> TASK DATA
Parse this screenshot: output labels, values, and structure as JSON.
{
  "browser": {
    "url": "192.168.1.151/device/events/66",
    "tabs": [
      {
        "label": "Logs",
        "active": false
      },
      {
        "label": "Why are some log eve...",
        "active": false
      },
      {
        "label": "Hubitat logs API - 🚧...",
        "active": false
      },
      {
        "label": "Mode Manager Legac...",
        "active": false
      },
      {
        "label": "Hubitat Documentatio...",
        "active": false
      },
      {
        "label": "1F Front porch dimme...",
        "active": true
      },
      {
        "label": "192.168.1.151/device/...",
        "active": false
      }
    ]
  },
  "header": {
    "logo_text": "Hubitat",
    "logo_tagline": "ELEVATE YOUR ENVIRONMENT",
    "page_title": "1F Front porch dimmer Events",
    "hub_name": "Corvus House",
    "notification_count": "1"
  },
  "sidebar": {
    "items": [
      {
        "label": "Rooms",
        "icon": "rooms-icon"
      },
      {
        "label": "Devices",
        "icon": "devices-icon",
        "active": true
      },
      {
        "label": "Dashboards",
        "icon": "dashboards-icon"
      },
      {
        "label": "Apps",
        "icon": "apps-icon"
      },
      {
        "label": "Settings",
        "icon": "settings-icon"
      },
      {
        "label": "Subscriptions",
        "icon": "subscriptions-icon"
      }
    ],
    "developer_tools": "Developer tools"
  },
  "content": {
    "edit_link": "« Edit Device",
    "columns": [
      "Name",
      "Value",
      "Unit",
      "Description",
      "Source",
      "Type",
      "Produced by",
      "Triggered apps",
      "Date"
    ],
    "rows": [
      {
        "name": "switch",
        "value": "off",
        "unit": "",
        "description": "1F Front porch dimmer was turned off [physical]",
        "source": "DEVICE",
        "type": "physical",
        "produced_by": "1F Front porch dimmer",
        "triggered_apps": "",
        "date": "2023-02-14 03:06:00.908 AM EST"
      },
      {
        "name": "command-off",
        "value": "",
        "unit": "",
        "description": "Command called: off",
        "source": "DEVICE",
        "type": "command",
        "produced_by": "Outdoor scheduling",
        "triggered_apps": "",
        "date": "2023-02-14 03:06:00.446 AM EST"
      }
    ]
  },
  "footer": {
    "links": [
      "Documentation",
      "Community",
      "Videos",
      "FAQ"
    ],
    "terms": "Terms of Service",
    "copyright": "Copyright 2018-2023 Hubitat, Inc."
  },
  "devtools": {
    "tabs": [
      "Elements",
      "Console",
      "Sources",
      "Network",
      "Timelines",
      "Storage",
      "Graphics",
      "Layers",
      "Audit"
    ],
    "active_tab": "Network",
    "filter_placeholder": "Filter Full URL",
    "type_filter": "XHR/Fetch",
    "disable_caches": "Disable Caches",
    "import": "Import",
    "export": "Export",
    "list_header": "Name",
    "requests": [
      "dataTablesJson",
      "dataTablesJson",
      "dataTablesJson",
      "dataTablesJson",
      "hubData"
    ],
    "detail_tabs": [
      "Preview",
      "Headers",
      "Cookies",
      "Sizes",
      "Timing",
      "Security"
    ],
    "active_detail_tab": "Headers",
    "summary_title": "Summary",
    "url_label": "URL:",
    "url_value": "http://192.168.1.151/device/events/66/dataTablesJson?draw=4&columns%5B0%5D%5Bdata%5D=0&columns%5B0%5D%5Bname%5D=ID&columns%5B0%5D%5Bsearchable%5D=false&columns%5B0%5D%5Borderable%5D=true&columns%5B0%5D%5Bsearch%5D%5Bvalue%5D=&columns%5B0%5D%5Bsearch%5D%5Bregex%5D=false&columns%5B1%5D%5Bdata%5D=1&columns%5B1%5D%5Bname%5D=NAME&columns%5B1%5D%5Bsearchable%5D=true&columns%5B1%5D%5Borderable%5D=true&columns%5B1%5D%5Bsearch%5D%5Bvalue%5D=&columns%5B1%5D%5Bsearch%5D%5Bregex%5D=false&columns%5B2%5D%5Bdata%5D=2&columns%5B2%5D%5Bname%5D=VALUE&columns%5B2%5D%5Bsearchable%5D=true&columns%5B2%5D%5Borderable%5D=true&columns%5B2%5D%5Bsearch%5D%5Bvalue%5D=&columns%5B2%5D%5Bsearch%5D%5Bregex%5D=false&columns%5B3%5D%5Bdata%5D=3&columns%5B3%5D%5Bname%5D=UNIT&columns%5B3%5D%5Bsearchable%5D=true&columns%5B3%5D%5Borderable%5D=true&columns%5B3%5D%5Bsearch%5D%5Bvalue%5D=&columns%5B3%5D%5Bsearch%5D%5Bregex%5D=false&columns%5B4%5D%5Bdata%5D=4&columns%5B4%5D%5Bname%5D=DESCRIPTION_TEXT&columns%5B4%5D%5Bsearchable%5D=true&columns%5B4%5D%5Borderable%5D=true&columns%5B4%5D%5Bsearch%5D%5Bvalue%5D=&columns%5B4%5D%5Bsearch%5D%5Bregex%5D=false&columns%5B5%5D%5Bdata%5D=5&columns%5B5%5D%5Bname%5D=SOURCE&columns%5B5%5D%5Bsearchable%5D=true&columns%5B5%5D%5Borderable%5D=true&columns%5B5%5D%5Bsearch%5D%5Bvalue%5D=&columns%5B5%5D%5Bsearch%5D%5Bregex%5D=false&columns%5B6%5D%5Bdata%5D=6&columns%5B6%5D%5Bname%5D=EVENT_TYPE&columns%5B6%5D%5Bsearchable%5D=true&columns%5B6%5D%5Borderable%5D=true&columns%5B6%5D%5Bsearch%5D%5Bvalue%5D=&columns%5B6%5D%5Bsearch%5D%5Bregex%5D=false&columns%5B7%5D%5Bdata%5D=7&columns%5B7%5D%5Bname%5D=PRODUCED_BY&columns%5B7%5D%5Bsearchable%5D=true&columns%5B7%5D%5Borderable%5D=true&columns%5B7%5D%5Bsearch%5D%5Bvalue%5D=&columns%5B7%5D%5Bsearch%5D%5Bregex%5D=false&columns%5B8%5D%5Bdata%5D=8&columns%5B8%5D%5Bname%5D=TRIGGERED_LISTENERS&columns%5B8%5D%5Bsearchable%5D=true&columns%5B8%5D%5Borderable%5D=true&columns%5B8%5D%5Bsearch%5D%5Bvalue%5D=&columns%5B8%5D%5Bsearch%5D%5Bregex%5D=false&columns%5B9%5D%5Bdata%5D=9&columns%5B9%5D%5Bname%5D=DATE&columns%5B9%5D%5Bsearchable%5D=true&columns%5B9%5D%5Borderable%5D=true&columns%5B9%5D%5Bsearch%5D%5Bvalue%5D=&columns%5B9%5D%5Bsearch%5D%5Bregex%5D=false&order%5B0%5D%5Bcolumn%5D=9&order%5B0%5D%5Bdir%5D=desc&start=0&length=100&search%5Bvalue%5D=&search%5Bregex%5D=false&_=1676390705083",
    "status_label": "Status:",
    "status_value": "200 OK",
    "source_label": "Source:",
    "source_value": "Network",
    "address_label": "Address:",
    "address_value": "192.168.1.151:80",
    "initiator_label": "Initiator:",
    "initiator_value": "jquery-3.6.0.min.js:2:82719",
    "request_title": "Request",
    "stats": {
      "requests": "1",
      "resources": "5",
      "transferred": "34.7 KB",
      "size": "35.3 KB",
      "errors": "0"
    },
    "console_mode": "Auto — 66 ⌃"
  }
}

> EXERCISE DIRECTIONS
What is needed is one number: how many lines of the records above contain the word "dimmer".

> EXERCISE ANSWER
3